Dataset records:
- - -

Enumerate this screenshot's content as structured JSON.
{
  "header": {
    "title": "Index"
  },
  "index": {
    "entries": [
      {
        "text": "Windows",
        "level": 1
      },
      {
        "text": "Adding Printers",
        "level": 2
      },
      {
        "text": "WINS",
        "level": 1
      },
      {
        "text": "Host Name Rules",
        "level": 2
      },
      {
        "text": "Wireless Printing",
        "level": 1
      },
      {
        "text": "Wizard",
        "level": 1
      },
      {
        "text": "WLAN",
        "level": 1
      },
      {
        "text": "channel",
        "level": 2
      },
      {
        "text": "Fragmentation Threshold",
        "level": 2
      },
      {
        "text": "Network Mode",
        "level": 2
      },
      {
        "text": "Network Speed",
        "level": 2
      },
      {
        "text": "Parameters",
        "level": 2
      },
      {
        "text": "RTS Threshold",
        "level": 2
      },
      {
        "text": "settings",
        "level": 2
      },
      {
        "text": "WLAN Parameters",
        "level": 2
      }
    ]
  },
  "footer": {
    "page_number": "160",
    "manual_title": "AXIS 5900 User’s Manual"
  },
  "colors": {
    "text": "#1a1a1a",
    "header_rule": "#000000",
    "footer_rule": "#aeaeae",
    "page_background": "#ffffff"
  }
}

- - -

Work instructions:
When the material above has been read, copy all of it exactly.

The completed task:
Enumerate this screenshot's content as structured JSON.
{
  "header": {
    "title": "Index"
  },
  "index": {
    "entries": [
      {
        "text": "Windows",
        "level": 1
      },
      {
        "text": "Adding Printers",
        "level": 2
      },
      {
        "text": "WINS",
        "level": 1
      },
      {
        "text": "Host Name Rules",
        "level": 2
      },
      {
        "text": "Wireless Printing",
        "level": 1
      },
      {
        "text": "Wizard",
        "level": 1
      },
      {
        "text": "WLAN",
        "level": 1
      },
      {
        "text": "channel",
        "level": 2
      },
      {
        "text": "Fragmentation Threshold",
        "level": 2
      },
      {
        "text": "Network Mode",
        "level": 2
      },
      {
        "text": "Network Speed",
        "level": 2
      },
      {
        "text": "Parameters",
        "level": 2
      },
      {
        "text": "RTS Threshold",
        "level": 2
      },
      {
        "text": "settings",
        "level": 2
      },
      {
        "text": "WLAN Parameters",
        "level": 2
      }
    ]
  },
  "footer": {
    "page_number": "160",
    "manual_title": "AXIS 5900 User’s Manual"
  },
  "colors": {
    "text": "#1a1a1a",
    "header_rule": "#000000",
    "footer_rule": "#aeaeae",
    "page_background": "#ffffff"
  }
}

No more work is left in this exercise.